Aim of the exercise:
Copy out the entire listing, keeping each line exactly as it is.

Material shown:
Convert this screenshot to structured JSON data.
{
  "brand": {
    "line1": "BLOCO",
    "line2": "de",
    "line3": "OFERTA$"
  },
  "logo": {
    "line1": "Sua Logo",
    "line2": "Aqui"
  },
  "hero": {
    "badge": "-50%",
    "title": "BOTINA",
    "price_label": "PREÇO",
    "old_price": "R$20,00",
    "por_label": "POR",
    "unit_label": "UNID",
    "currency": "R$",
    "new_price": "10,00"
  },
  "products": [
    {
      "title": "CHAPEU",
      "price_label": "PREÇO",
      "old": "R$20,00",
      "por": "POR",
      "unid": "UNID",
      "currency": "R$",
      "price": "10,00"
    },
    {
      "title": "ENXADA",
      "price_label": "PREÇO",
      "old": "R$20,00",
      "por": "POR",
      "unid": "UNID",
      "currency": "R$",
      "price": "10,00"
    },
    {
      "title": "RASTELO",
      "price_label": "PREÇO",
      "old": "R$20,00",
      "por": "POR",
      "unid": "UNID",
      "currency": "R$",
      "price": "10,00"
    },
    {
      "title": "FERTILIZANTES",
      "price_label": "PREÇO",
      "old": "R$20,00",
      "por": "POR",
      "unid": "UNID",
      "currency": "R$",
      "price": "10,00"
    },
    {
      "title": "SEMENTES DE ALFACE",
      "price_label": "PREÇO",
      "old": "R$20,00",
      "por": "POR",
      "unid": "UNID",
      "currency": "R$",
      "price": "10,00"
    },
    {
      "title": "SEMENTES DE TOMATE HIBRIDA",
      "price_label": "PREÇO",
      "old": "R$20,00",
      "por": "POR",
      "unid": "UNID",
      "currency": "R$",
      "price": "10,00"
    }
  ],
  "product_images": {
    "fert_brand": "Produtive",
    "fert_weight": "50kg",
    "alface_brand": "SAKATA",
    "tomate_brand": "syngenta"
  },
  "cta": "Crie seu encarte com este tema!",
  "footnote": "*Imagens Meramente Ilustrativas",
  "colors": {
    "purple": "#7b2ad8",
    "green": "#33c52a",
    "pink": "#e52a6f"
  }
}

Solution to this task:
Convert this screenshot to structured JSON data.
{
  "brand": {
    "line1": "BLOCO",
    "line2": "de",
    "line3": "OFERTA$"
  },
  "logo": {
    "line1": "Sua Logo",
    "line2": "Aqui"
  },
  "hero": {
    "badge": "-50%",
    "title": "BOTINA",
    "price_label": "PREÇO",
    "old_price": "R$20,00",
    "por_label": "POR",
    "unit_label": "UNID",
    "currency": "R$",
    "new_price": "10,00"
  },
  "products": [
    {
      "title": "CHAPEU",
      "price_label": "PREÇO",
      "old": "R$20,00",
      "por": "POR",
      "unid": "UNID",
      "currency": "R$",
      "price": "10,00"
    },
    {
      "title": "ENXADA",
      "price_label": "PREÇO",
      "old": "R$20,00",
      "por": "POR",
      "unid": "UNID",
      "currency": "R$",
      "price": "10,00"
    },
    {
      "title": "RASTELO",
      "price_label": "PREÇO",
      "old": "R$20,00",
      "por": "POR",
      "unid": "UNID",
      "currency": "R$",
      "price": "10,00"
    },
    {
      "title": "FERTILIZANTES",
      "price_label": "PREÇO",
      "old": "R$20,00",
      "por": "POR",
      "unid": "UNID",
      "currency": "R$",
      "price": "10,00"
    },
    {
      "title": "SEMENTES DE ALFACE",
      "price_label": "PREÇO",
      "old": "R$20,00",
      "por": "POR",
      "unid": "UNID",
      "currency": "R$",
      "price": "10,00"
    },
    {
      "title": "SEMENTES DE TOMATE HIBRIDA",
      "price_label": "PREÇO",
      "old": "R$20,00",
      "por": "POR",
      "unid": "UNID",
      "currency": "R$",
      "price": "10,00"
    }
  ],
  "product_images": {
    "fert_brand": "Produtive",
    "fert_weight": "50kg",
    "alface_brand": "SAKATA",
    "tomate_brand": "syngenta"
  },
  "cta": "Crie seu encarte com este tema!",
  "footnote": "*Imagens Meramente Ilustrativas",
  "colors": {
    "purple": "#7b2ad8",
    "green": "#33c52a",
    "pink": "#e52a6f"
  }
}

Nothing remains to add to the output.